Bye bye Edo de Waart

March 20th, 2011 atam Posted in Culture No Comments »

Farewell to the maestro who’s led the Hong Kong Phil since 2004.

If you wonder why Graham Sheffield resigned and whether the West Kowloon Cultural District would actually be a success, dig out the 6 March 2011 issue of the Post Magazine and read what Edo de Waart said.

Following are illuminating excerpts from the interview he gave Oliver Chou.

“What is so sorely missing in the whole Hong Kong arts outlook is that, while we are thankful for government support, I have never felt that they want to go with us,” he said. “Once we had a meeting and we talked about the new concert hall [in West Kowloon], Henry Tang said: ‘I want you to open it.’ I said: ‘If we do that, if we look at five to six years from now …. We need to be bigger, we need to have four woodwinds, not three, we need to have a solid body of strings, we need good soloists.’ At that point, he said: ‘Do we have to hire the Berlin Philharmonic?’”

“Now that I understand a little bit of the psyche at work here, I would probably be more careful in my criticism towards the government and do it in a different way, more quietly. I come from a country where we call it as we see it. If it’s not good, we say it. There is no loss of face involved. I realise now, when you are very critical here, people don’t fight, they back off. It’s a problem for a westerner to come here and work to not lose your energy or your willingness to get things done.”

The maestro has recorded with many different groups and has 130 albums to his name, but hasn’t recorded with the HK Phil, because the acoustics at the Cultural Centre Concert Hall is so poor!

Take the money or see it thrown away

March 6th, 2011 atam Posted in Culture No Comments »

Some people are so outraged at the cash handout that they’ve declared they will not withdraw it, but here’s a bit of advice: take the money, or else the government will throw it into yet another ill-conceived piece of hardware.
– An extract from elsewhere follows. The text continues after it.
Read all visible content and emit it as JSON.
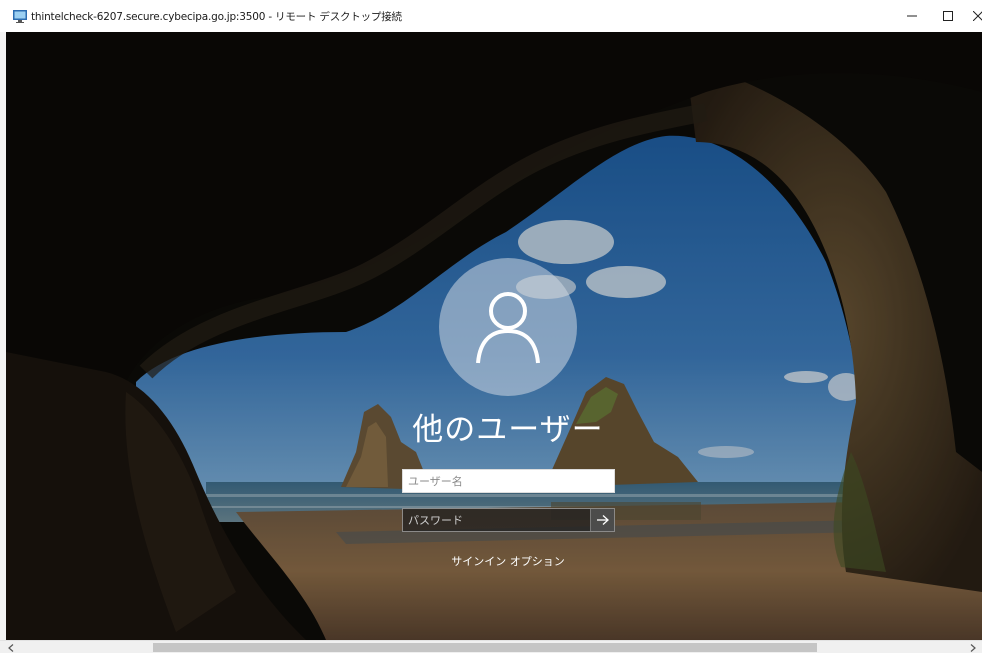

Following the announcement that Norman Foster’s design for the West Kowloon Cultural District has been chosen, the project’s development committee chairman, Ronald Arculli, let it be known that the HK$21.6 billion originally approved for it would not be enough to cover construction of the entire project. Construction costs have been rising, which isn’t a surprise, considering how the government has pushed infrastructure projects as a way to boost the GDP growth figure.

Mr Arculli suggested it would have to be built in stages; quite how much these stages would add up, nobody knows. Certainly one would hope it wouldn’t be anything like the cost escalation Guangzhou had to swallow for the Asian Games.

As for the idea that income from the early stages of the project would cover part of the costs, come on, does anybody seriously believe that would be sufficient to offset a tiny fraction of the amount? Would a big piece of hardware plus a few years spent on turning artistic endeavours into a “creative industry” be enough to change the culture of a city that fetes Cantopop and shopping?

One thing’s for sure: did anyone who went to the exhibition of the three competing designs notice how the Union Square development above Kowloon MTR Station towers above the “cultural district”? Up in Union Square there’s a very happy developer, who knows the relatively more human scale of the area in front of their property will never obscure the panoramic seaview their Grade A offices and apartments command.

There’s no beating the property developers in this town, and some of us invest so much energy into the “public consultation” over the district’s design.

Take the $6,000; it’s the lesser evil.